* Information given:

##############################

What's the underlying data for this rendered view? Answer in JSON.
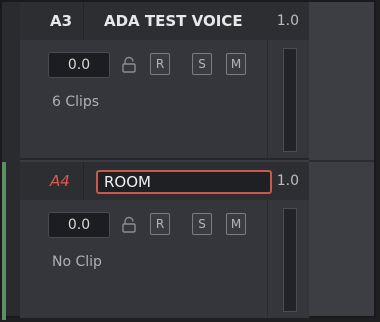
{
  "tracks": [
    {
      "id": "A3",
      "name": "ADA TEST VOICE",
      "level": "1.0",
      "volume": "0.0",
      "buttons": {
        "r": "R",
        "s": "S",
        "m": "M"
      },
      "clip_info": "6 Clips"
    },
    {
      "id": "A4",
      "name": "ROOM",
      "level": "1.0",
      "volume": "0.0",
      "buttons": {
        "r": "R",
        "s": "S",
        "m": "M"
      },
      "clip_info": "No Clip"
    }
  ],
  "colors": {
    "track_selected_red": "#e0584f",
    "name_field_border": "#c7594e",
    "accent_green": "#5d8f63"
  }
}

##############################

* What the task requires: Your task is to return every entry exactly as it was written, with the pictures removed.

* Reply:
What's the underlying data for this rendered view? Answer in JSON.
{
  "tracks": [
    {
      "id": "A3",
      "name": "ADA TEST VOICE",
      "level": "1.0",
      "volume": "0.0",
      "buttons": {
        "r": "R",
        "s": "S",
        "m": "M"
      },
      "clip_info": "6 Clips"
    },
    {
      "id": "A4",
      "name": "ROOM",
      "level": "1.0",
      "volume": "0.0",
      "buttons": {
        "r": "R",
        "s": "S",
        "m": "M"
      },
      "clip_info": "No Clip"
    }
  ],
  "colors": {
    "track_selected_red": "#e0584f",
    "name_field_border": "#c7594e",
    "accent_green": "#5d8f63"
  }
}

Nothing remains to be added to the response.